The incidence of DGF or slowed graft function (SGF) increased by 4 times (68% versus 16%, P < 0.001) when the donor mtDNA (dmtDNA) level was >0.114. When dmtDNA levels were >0.243, DGF and primary nonfunction were approximately 100% and 44%, respectively. Moreover, dmtDNA was an independent risk factor for slowed graft function and DGF. A prediction model for DGF based on dmtDNA achieved an area under the receiver operating characteristic curve for a prediction score as high as 0.930 (95% confidence interval 0.856-1.000), and the validation cohort results showed that the sensitivity and specificity of the model were 100% and 78%, respectively. dmtDNA levels were correlated with 6-month allograft function (R2=0.332, P < 0.001) and 1-year graft survival (79% versus 99%, P < 0.001).

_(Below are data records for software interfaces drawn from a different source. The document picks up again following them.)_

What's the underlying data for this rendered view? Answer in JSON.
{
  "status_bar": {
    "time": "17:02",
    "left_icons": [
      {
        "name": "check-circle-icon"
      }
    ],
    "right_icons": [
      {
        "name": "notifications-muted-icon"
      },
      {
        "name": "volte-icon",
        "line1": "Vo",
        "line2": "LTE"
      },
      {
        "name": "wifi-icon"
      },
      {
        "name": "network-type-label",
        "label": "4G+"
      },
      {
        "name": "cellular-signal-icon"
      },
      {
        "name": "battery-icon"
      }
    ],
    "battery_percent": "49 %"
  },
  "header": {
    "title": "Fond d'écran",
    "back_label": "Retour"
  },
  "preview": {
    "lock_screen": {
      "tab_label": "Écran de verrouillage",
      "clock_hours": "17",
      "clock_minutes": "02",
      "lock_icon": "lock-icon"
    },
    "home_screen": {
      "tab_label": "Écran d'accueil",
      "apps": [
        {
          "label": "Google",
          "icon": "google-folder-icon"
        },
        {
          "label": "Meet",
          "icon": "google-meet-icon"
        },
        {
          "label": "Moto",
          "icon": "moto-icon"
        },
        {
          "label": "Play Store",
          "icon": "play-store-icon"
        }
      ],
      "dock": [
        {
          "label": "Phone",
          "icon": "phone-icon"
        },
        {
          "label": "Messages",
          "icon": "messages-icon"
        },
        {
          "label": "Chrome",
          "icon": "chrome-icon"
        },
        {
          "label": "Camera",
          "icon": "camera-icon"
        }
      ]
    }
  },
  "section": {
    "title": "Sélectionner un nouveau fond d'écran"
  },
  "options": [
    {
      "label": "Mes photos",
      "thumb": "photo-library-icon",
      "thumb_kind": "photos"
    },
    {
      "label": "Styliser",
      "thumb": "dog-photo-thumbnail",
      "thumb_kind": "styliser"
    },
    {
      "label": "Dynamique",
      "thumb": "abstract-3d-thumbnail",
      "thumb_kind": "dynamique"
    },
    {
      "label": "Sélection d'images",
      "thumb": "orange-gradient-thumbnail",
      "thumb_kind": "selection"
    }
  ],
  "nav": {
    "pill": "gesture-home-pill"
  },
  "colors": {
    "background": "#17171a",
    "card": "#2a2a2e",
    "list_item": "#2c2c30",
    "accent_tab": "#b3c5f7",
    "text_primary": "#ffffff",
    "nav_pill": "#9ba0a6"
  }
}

We conclusively demonstrated that plasma dmtDNA was an independent risk factor for DGF, which is valuable in organ evaluation. dmtDNA is a possible first predictive marker for primary nonfunction and worth further evaluation.
1 Division of Kidney Transplantation, Department of Surgery, Organ Transplantation Research Institution, The Third Affiliated Hospital, Sun Yat-sen University, Guangzhou, China.
2 Center for Molecular Pathology, The First Affiliated Hospital, Gannan Medical University, Ganzhou, China.
3 Laboratory of Cancer Biomarkers and Liquid Biopsy, Henan University, Kaifeng, China.
4 Department of Medical Statistics and Epidemiology, School of Public Health, Sun Yat-sen University, Guangzhou, China.
5 Department of Pathology, The Third Affiliated Hospital, Sun Yat-sen University, Guangzhou, China.
Received 4 September 2018. Revision received 28 November 2018.
Accepted 29 November 2018.
The authors declare no conflicts of interest.
This study was supported by the Science and Technology Project of Guangdong Province (2015B020226005), the Science and Technology Project of Guangzhou City (201604020086), the National Natural Science Foundation of China (No. 81770753, 81470978, and U1604167), the National Natural Science Foundation of Guangdong Province (No. 2015A030311040), and the Leading Scientific, Technical and Innovation Talents of the Guangdong Special Support Program (No. 2015TX01R112).
F.H. and S.W. contributed equally to this work and should be considered as co-first authors.
Q.Q.S., F.H., and S.W. designed the study, conducted all analyses, interpreted data, prepared and reviewed the article. The laboratory assays were conducted by N.C. and N.Z. Q.S., H.L., L.Z., Z.H., and L.H. participated in the data collection and edited the article.
Supplemental digital content (SDC) is available for this article. Direct URL citations appear in the printed text, and links to the digital files are provided in the HTML text of this article on the journal’s Web site (www.transplantjournal.com).
Correspondence: Qiquan Sun, MD, PhD, Division of Kidney Transplantation, Department of Surgery, Organ Transplantation Research Institution, The Third Affiliated Hospital of Sun Yat-sen University, Kaichuang Rd 2693, Huangpu District, Guangzhou 510530, China. (email@example.com).